When it comes to her brand, Jennings can’t separate himself because it’s so much bigger than one event. “If you look it up”, he tells us, “Zippity Doo Dah® was created to engage in local fundraising in support of children’s hospitals”. And that’s exactly what ZDD™ is about. “We moved the Queens out of the Mal’s parade because we had simply outgrown it, ” Jennings said. “The entourage we brought along and the effect of it adversely affected everyone. The parade became too long”. But there was reason beyond that that Jennings says is most important: “it interfered with our fundraising goals”.

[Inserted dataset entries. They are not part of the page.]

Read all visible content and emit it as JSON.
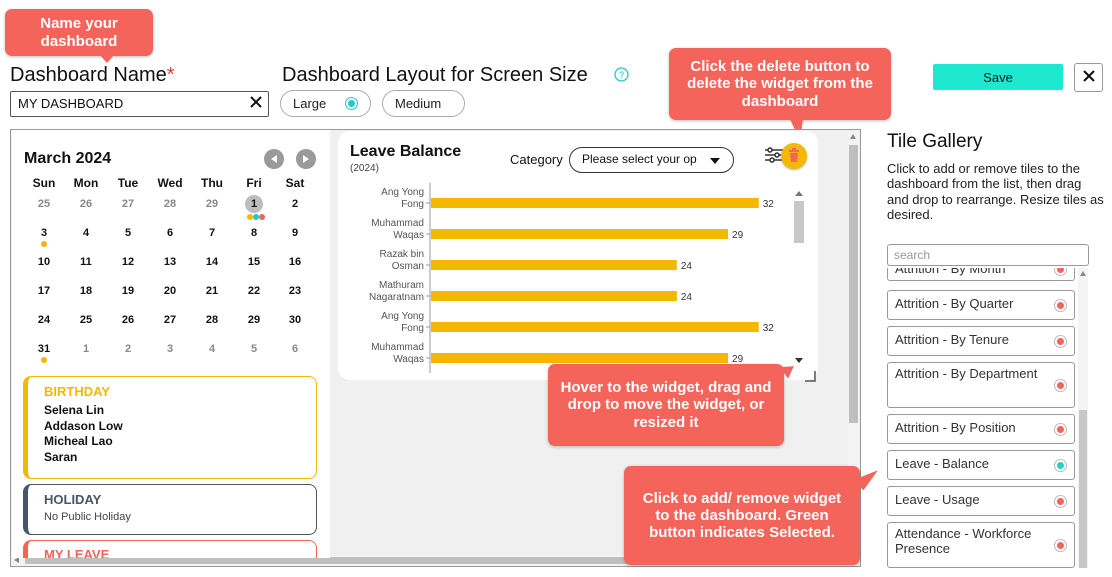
{
  "callouts": {
    "name_dashboard": "Name your dashboard",
    "delete_widget": "Click the delete button to delete the widget from the dashboard",
    "drag_widget": "Hover to the widget, drag and drop to move the widget, or resized it",
    "add_remove": "Click to add/ remove widget to the dashboard. Green button indicates Selected."
  },
  "form": {
    "name_label": "Dashboard Name",
    "required_mark": "*",
    "name_value": "MY DASHBOARD",
    "layout_label": "Dashboard Layout for Screen Size",
    "layout_options": [
      "Large",
      "Medium"
    ],
    "layout_selected": "Large",
    "save_label": "Save"
  },
  "calendar": {
    "month": "March 2024",
    "weekdays": [
      "Sun",
      "Mon",
      "Tue",
      "Wed",
      "Thu",
      "Fri",
      "Sat"
    ],
    "weeks": [
      [
        "25",
        "26",
        "27",
        "28",
        "29",
        "1",
        "2"
      ],
      [
        "3",
        "4",
        "5",
        "6",
        "7",
        "8",
        "9"
      ],
      [
        "10",
        "11",
        "12",
        "13",
        "14",
        "15",
        "16"
      ],
      [
        "17",
        "18",
        "19",
        "20",
        "21",
        "22",
        "23"
      ],
      [
        "24",
        "25",
        "26",
        "27",
        "28",
        "29",
        "30"
      ],
      [
        "31",
        "1",
        "2",
        "3",
        "4",
        "5",
        "6"
      ]
    ],
    "colors": {
      "birthday": "#f5b800",
      "holiday": "#4a5568",
      "leave": "#f4645a",
      "teal": "#22c7c7"
    }
  },
  "events": {
    "birthday_title": "BIRTHDAY",
    "birthday_names": [
      "Selena Lin",
      "Addason Low",
      "Micheal Lao",
      "Saran"
    ],
    "holiday_title": "HOLIDAY",
    "holiday_text": "No Public Holiday",
    "leave_title": "MY LEAVE"
  },
  "widget": {
    "title": "Leave Balance",
    "subtitle": "(2024)",
    "category_label": "Category",
    "category_placeholder": "Please select your op"
  },
  "chart_data": {
    "type": "bar",
    "orientation": "horizontal",
    "categories": [
      "Ang Yong Fong",
      "Muhammad Waqas",
      "Razak bin Osman",
      "Mathuram Nagaratnam",
      "Ang Yong Fong",
      "Muhammad Waqas"
    ],
    "category_lines": [
      [
        "Ang Yong",
        "Fong"
      ],
      [
        "Muhammad",
        "Waqas"
      ],
      [
        "Razak bin",
        "Osman"
      ],
      [
        "Mathuram",
        "Nagaratnam"
      ],
      [
        "Ang Yong",
        "Fong"
      ],
      [
        "Muhammad",
        "Waqas"
      ]
    ],
    "values": [
      32,
      29,
      24,
      24,
      32,
      29
    ],
    "xlim": [
      0,
      33
    ],
    "bar_color": "#f5b800",
    "grid": false
  },
  "gallery": {
    "title": "Tile Gallery",
    "description": "Click to add or remove tiles to the dashboard from the list, then drag and drop to rearrange. Resize tiles as desired.",
    "search_placeholder": "search",
    "partial_tile": "Attrition - By Month",
    "tiles": [
      {
        "label": "Attrition - By Quarter",
        "selected": false
      },
      {
        "label": "Attrition - By Tenure",
        "selected": false
      },
      {
        "label": "Attrition - By Department",
        "selected": false
      },
      {
        "label": "Attrition - By Position",
        "selected": false
      },
      {
        "label": "Leave - Balance",
        "selected": true
      },
      {
        "label": "Leave - Usage",
        "selected": false
      },
      {
        "label": "Attendance - Workforce Presence",
        "selected": false
      }
    ],
    "selected_color": "#22d3c5",
    "unselected_color": "#f4645a"
  },
  "icons": {
    "close": "close-icon",
    "clear": "clear-icon",
    "help": "help-icon",
    "prev": "chevron-left-icon",
    "next": "chevron-right-icon",
    "settings": "sliders-icon",
    "delete": "trash-icon",
    "resize": "resize-handle-icon"
  }
}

So the Zippity Doo Dah® parade and weekend moved to Fondren last year and raised $65,000 for Blair E. Batson Children’s Hospital. “It fell into place in Fondren”, Jennings says. “They got, embraced and understood it”. He cites Jeff Good merging his Sal & Moookie’s Children’s carnival with the weekend which, in the past, had been held in May. “There was no learning curve to embrace the idea”, Jennings notes. “For most people, if they can’t see it, touch it or feel it, it doesn’t exist”. But not Fondren. “They totally embraced the ZDD™ vision for the community – for business and residential, for visitors and the hospital. Batson is here. It’s a perfect fit”. Jennings says the goal is to spread the brand around the country through Children’s Miracle Network Hospitals and have ZDD™ events all over. “It will be a few years before we get that concept out to others”, he says, “but Jill wants this to be a legacy so the concept will live on in perpetuity”.
But Jennings isn’t just monitoring intellectual property sitting behind a desk. He is on the committee producing the weekend and says it’s not an easy job. “I’m wearing a number of hats”, he says. “I’m designing all the banners and working with Southern Beverage to produce signage for the event”. Jennings says there are over 70 pieces of art they’re creating. “Yeah, it’s more than being on a committee. These aren’t honorary positions. These are ‘work your ass off’ positions”. But it’s all worth it. Jennings calls the upcoming weekend a win-win for everyone. “There’s no down side to this at all. It’s another opportunity for businesses in Jackson to make money and another tourism opportunity”. He says around 30 states are represented with participants this year, even a group from Hawaii. “It’s significant. All of it is a very positive for Batson and, really, for everybody”.
It’s also worth noting that when Jennings is not in ZDD™ mode, he’s protecting and exploiting other’s intellectual property rights and running a publishing company. He has recently written an adapted screenplay based upon a novel by his client, author Bobby Cole, that won an award at Action on Film, an international screenplay competition in Los Angeles. “Of course”, he says “when it films, it WILL film in Mississippi”. zddcomm